One of the strengths of the book is just how Dicks applies the tension to already simmering personal relationships within the camp; Doctor Who returnee Anne Travers doesn’t trust the delightfully weaselly journalist Chorley, Commander Knight doesn’t trust the scientists, and, as usual, the Doctor, Jamie and Victoria have a hard time trying to explain how they got there.
The cowardly Evans, adds another layer of distrust purely by his natural inclination towards running from any danger; his alarmist tendencies rule him out of anything sinister but that doesn’t mean the characters jump to the same conclusion just as quickly.
Tensions simmer quite nicely up to the big reveal of just who the Great Intelligence had been manipulating for his own nefarious deed – the suspension of disbelief required to accept just who’s been under control is a little beyond the text considering that a) the character was dead which raises more questions than it answers – especially when you consider they’re supposed to pass unnoticed, and b) the Great Intelligence had already briefly inhabited the mind of another, begging the question: why bother just picking one person at all?
Regardless of these minor complaints, there’s much to recommend here and it isn’t just the horror that impresses.
One of the loveliest moments is a passage of pure fan service that, if not for the way it evokes fairy tales of old, would seem self serving. It’s the moment when the Doctor meets Colonel Lethbridge-Stewart for the first time ‘as historic an encounter as that between Stanley and Doctor Livingstone’ and it’s worth taking a moment to read – if only for how Dicks neatly punctuates the moment within the on going plot (although it’ll require some mental gymnastics to even being to contemplate Lethbridge-Stewart as a potential enemy – so much so that Dicks doesn’t even try).
“Promoted to Brigadier, Lethbridge-Stewart would one day lead the British section of an organisation called UNIT (United Nations Intelligence Taskforce), set up to fight alien attacks on planet Earth.
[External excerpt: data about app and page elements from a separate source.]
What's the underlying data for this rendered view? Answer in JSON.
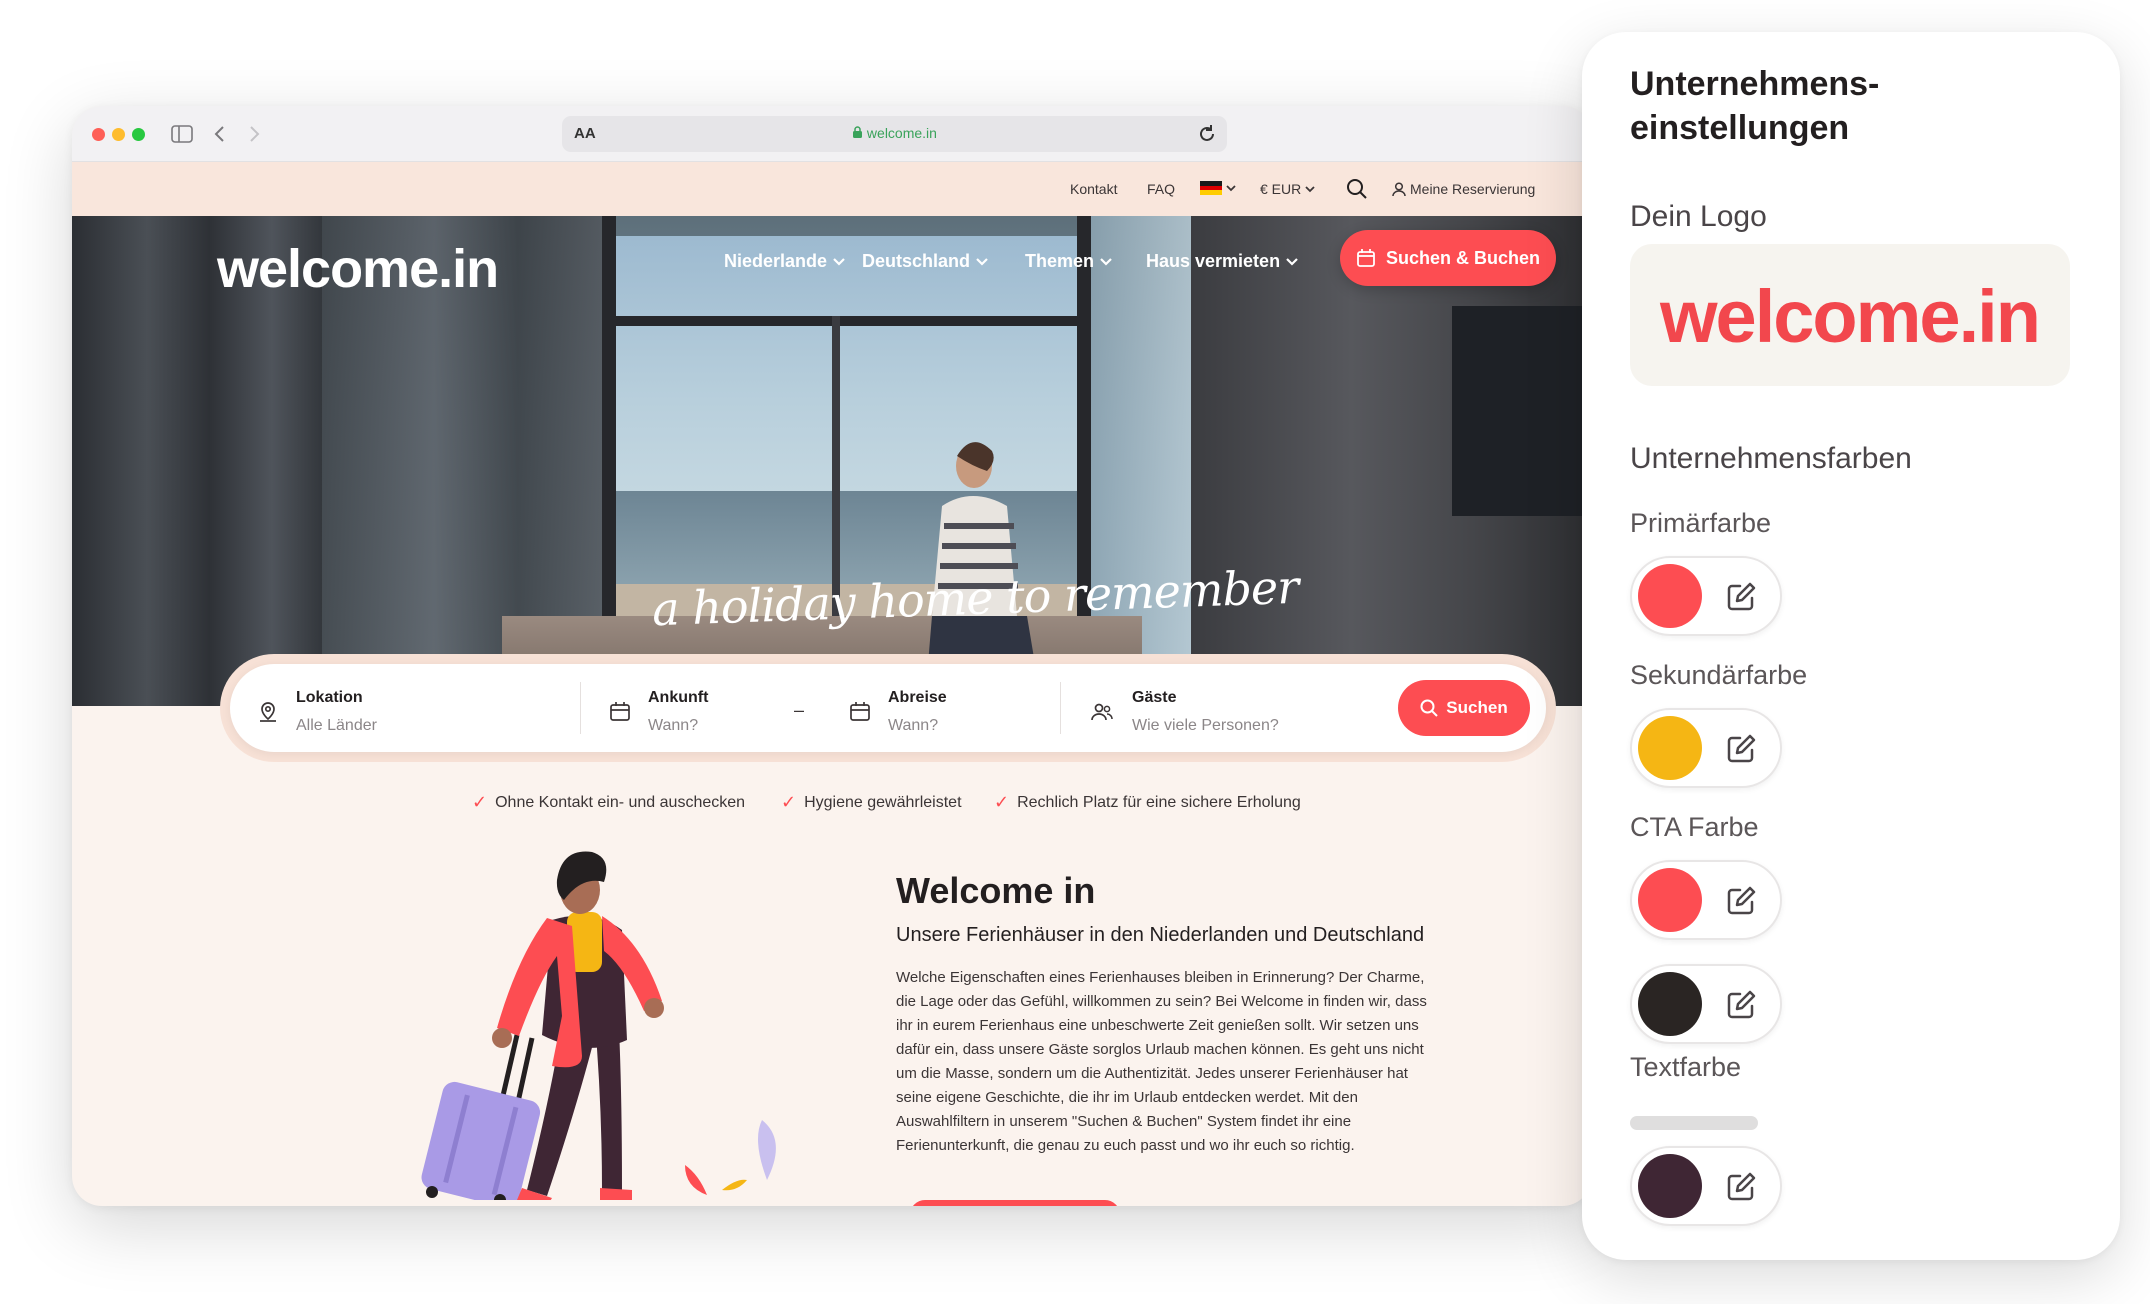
{
  "browser": {
    "url": "welcome.in",
    "reader_label": "AA"
  },
  "topbar": {
    "kontakt": "Kontakt",
    "faq": "FAQ",
    "currency": "€  EUR",
    "reservation": "Meine Reservierung"
  },
  "header": {
    "logo": "welcome.in",
    "nav": [
      "Niederlande",
      "Deutschland",
      "Themen",
      "Haus vermieten"
    ],
    "cta": "Suchen & Buchen",
    "tagline": "a holiday home to remember"
  },
  "search": {
    "location_label": "Lokation",
    "location_placeholder": "Alle Länder",
    "arrival_label": "Ankunft",
    "arrival_placeholder": "Wann?",
    "dash": "–",
    "departure_label": "Abreise",
    "departure_placeholder": "Wann?",
    "guests_label": "Gäste",
    "guests_placeholder": "Wie viele Personen?",
    "button": "Suchen"
  },
  "features": [
    "Ohne Kontakt ein- und auschecken",
    "Hygiene gewährleistet",
    "Rechlich Platz für eine sichere Erholung"
  ],
  "welcome": {
    "title": "Welcome in",
    "subtitle": "Unsere Ferienhäuser in den Niederlanden und Deutschland",
    "body": "Welche Eigenschaften eines Ferienhauses bleiben in Erinnerung? Der Charme, die Lage oder das Gefühl, willkommen zu sein? Bei Welcome in finden wir, dass ihr in eurem Ferienhaus eine unbeschwerte Zeit genießen sollt. Wir setzen uns dafür ein, dass unsere Gäste sorglos Urlaub machen können. Es geht uns nicht um die Masse, sondern um die Authentizität. Jedes unserer Ferienhäuser hat seine eigene Geschichte, die ihr im Urlaub entdecken werdet. Mit den Auswahlfiltern in unserem \"Suchen & Buchen\" System findet ihr eine Ferienunterkunft, die genau zu euch passt und wo ihr euch so richtig."
  },
  "panel": {
    "title": "Unternehmens-einstellungen",
    "logo_heading": "Dein Logo",
    "logo_text": "welcome.in",
    "colors_heading": "Unternehmensfarben",
    "primary_label": "Primärfarbe",
    "secondary_label": "Sekundärfarbe",
    "cta_label": "CTA Farbe",
    "text_label": "Textfarbe"
  },
  "colors": {
    "primary": "#fd4d52",
    "secondary": "#f5b614",
    "cta": "#fd4d52",
    "cta_text": "#2a2523",
    "text": "#3f2634",
    "background": "#fbf3ee"
  }
}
The Doctor, changed in appearance and temporarily exiled to Earth, was to become UNIT’s Scientific Advisor. But that was all in the future. For the moment the two friends-to-be glared at each other in mutual suspicion.”
As doffing your cap goes towards a moment in the past of pure inspiration – on the strength of this serial it’s no wonder the production team sought to replicate its thrills when they came to consider the future of the show – it’s a gloriously nostalgic.